● **Task goal**:
Lines with the word "рулетка" are the ones wanted. Copy each of them from the entries below.

● **Data shown**:
◆ ◆ ◆

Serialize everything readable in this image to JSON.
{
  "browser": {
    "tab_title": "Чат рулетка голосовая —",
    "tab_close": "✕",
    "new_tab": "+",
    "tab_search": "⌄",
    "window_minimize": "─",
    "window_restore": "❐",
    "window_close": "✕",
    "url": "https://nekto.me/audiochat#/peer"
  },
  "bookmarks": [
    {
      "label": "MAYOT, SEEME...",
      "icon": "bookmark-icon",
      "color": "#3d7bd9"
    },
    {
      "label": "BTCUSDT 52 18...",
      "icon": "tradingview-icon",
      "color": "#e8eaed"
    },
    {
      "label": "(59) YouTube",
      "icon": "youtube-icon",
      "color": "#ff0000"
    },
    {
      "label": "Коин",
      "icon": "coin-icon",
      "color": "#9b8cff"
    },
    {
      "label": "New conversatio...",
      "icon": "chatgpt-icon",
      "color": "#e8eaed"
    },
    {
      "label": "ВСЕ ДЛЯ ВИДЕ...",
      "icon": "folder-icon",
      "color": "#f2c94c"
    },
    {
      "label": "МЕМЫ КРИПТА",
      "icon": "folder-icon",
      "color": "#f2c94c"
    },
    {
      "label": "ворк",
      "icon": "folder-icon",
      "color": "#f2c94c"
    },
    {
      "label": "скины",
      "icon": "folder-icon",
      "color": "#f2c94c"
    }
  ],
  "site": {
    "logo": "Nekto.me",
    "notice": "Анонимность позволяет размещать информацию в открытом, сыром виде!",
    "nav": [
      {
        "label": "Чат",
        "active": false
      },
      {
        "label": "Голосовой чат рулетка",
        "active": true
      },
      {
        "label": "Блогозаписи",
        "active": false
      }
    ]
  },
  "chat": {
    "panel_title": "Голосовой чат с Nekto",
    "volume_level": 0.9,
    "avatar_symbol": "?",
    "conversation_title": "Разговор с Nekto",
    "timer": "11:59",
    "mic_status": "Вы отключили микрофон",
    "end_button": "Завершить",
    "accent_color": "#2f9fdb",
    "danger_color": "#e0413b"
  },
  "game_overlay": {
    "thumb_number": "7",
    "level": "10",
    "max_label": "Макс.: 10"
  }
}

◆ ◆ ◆

● **Response area**:
    "tab_title": "Чат рулетка голосовая —",
        "label": "Голосовой чат рулетка",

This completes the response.